Modes of exercise instruction have to be viewed in light of the motives and knowledge we have of our client and their psyche. Effective instruction takes into account the individual characteristics of the client, the personality traits and working style of the trainer, contextual factors and the goals that are set. It also has to have a certain flexibility to achieve maximum effectiveness.
We generally can observe two fundamental instruction strategies trainers use, the demanding and the cooperating behaviors. Demanding trainers usually make decisions on their own, while the cooperating instructor’s style involves their clients in the decision-making process as well. The two modes also come with different motivational techniques. The demanding trainer feels responsibility for controlling and coordinating the efforts and behavior of the client, as well as their motivation and the needed modifications of their undesired behaviors. Therefore they feel they need to control the client, because without control they would be passive and put forth less effort.
While the demanding trainer issues rewards and punishments in order to keep client behavior under control, the cooperating trainer has a more positive outlook on the characteristics of their clients. He does not feel that they are lazy, passive and unmotivated, if so, it can sometimes be attributed to bad client experiences from the past. Motivation, possibility of development and taking responsibility are present in every client (or can be developed). Currently, one is more likely to see trainers who believe in a cooperating style.
We need to be aware of instruction modes that involve effective nonverbal communication. Nonverbal communication is often far more important than its verbal counterpart. The two aspects of communication have to be congruent for us to be regarded as authentic personalities. If we communicate something verbally, but our nonverbal communication says exactly the opposite, we should not be surprised if our clients do not react as we expect.
Nonverbal communication involves three important aspects relevant to our work: body language, proxemics, and the way we say things. Body language covers posture, physical appearance, gestures, touch cueing and facial expressions (paralanguage).
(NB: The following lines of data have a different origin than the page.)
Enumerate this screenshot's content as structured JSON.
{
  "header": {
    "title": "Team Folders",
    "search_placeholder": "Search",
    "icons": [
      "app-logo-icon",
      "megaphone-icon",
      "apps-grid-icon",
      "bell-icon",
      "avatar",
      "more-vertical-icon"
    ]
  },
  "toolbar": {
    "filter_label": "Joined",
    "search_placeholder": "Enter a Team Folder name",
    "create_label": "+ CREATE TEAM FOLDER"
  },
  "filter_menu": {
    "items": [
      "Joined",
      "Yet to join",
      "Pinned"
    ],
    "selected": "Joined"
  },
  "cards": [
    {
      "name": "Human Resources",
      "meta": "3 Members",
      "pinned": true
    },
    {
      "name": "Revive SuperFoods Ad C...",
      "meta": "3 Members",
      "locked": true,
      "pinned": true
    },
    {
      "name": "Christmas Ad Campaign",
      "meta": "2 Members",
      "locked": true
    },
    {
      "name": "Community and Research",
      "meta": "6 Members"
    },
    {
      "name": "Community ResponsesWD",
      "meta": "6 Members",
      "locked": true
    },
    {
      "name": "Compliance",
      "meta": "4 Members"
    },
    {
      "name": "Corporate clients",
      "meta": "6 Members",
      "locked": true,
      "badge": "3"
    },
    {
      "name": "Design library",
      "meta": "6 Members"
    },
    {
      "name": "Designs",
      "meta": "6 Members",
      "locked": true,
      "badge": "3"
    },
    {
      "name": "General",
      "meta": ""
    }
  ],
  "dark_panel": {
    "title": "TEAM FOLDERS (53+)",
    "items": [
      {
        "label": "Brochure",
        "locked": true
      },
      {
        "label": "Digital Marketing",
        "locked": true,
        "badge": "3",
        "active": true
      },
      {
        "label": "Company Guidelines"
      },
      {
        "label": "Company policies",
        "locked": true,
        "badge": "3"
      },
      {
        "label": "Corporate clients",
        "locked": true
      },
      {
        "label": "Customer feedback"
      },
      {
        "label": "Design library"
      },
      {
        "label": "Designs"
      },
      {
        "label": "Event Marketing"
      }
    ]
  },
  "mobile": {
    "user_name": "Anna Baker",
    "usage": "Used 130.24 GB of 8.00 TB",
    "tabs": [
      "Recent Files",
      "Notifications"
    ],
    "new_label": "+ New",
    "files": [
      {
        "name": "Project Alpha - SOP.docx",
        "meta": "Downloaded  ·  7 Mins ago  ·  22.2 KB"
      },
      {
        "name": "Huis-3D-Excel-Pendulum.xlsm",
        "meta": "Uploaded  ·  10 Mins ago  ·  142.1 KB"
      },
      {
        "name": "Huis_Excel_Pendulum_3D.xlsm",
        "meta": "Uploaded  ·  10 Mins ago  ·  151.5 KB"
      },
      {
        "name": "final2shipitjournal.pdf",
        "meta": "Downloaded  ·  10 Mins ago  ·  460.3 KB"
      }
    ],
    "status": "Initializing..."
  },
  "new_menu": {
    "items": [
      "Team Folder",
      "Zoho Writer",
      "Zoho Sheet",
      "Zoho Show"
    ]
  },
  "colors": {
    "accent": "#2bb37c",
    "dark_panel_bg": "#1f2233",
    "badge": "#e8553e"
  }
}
Proxemics is a term used to describe how people communicate within the use of their personal space. We have to be aware that cultural differences significantly influence this kind of communication with others, and we must respect that.
Paralanguage, the way we say things, includes the pitch, volume and intonation of speech. As a fitness instructor you have to provide the client a safe environment and an enjoyable exercise experience. To ensure that kind of experience, you have to be an expert communicator. You have to be comfortable communicating with different clients, which also means different personality types. You may need to change your communication and instruction style according to the other person’s characteristics and needs. Instructions should be personalized. You should never forget that you are working with individuals who have distinct traits, beliefs, expectations and reactions to your instructions. You will have to use modes of instruction according to the characteristics of the given client to ensure the best possible effect.
You will learn about sport and fitness psychology methods in the NESTA Personal Fitness Trainer Certification, Wexford University Sport and Fitness Degree Programs, and the Spencer Institute Sport Psychology.